(Items from a data source)
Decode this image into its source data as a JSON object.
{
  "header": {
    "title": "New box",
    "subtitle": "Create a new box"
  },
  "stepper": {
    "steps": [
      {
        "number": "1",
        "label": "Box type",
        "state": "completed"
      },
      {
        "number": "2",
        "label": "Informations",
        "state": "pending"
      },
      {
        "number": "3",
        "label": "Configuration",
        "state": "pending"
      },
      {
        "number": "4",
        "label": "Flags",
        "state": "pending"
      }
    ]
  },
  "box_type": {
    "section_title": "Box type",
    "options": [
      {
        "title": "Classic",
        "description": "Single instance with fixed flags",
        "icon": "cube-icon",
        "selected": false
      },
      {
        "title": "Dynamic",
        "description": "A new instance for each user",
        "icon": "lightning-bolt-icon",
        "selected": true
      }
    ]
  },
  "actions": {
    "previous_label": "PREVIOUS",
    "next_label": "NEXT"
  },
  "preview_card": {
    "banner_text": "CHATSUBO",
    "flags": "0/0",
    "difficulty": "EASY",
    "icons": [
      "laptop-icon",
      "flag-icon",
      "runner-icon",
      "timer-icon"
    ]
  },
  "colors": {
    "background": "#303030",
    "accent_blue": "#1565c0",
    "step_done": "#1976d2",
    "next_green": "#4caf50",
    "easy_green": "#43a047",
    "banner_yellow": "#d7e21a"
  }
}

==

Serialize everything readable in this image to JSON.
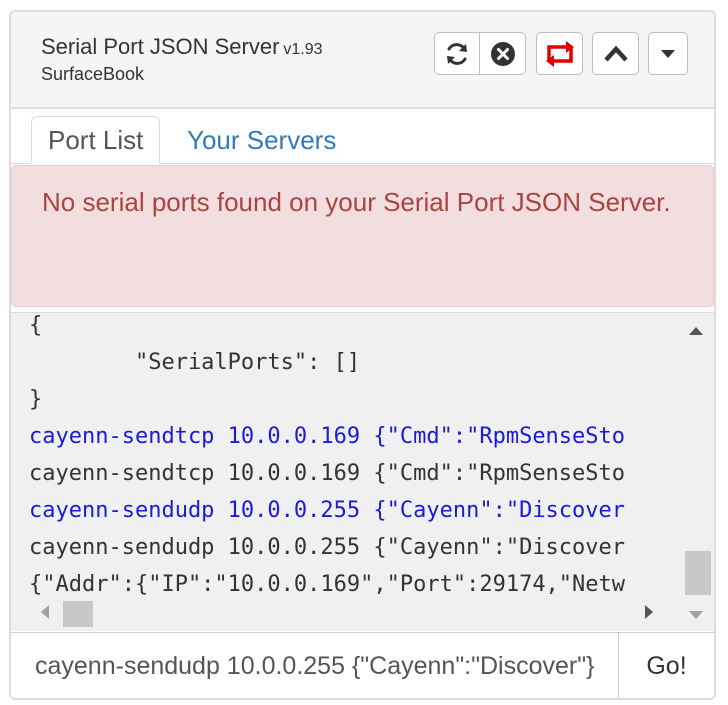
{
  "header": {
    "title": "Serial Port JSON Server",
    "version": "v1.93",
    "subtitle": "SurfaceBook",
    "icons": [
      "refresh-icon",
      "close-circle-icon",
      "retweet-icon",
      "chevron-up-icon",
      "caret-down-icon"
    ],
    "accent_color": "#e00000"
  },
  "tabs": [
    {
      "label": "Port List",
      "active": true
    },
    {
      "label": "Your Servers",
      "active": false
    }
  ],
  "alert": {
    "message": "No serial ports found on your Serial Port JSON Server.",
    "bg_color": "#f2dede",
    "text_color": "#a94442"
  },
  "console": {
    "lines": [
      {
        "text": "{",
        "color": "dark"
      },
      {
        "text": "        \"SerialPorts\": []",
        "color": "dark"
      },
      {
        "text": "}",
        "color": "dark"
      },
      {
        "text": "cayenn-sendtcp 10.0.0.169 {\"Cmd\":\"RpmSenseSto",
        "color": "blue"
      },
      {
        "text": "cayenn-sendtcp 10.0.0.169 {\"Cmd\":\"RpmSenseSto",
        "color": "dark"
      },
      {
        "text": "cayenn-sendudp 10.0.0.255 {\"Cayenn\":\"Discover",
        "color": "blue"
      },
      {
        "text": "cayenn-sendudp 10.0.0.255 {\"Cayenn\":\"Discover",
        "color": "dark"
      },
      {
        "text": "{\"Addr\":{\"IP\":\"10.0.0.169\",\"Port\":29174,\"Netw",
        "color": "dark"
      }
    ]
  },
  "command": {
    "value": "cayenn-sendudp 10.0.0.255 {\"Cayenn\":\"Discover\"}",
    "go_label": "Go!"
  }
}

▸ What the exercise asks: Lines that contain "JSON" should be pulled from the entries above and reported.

▸ Answer to this task:
Decode this image into its source data as a JSON object.
Serialize everything readable in this image to JSON.
    "title": "Serial Port JSON Server",
    "message": "No serial ports found on your Serial Port JSON Server.",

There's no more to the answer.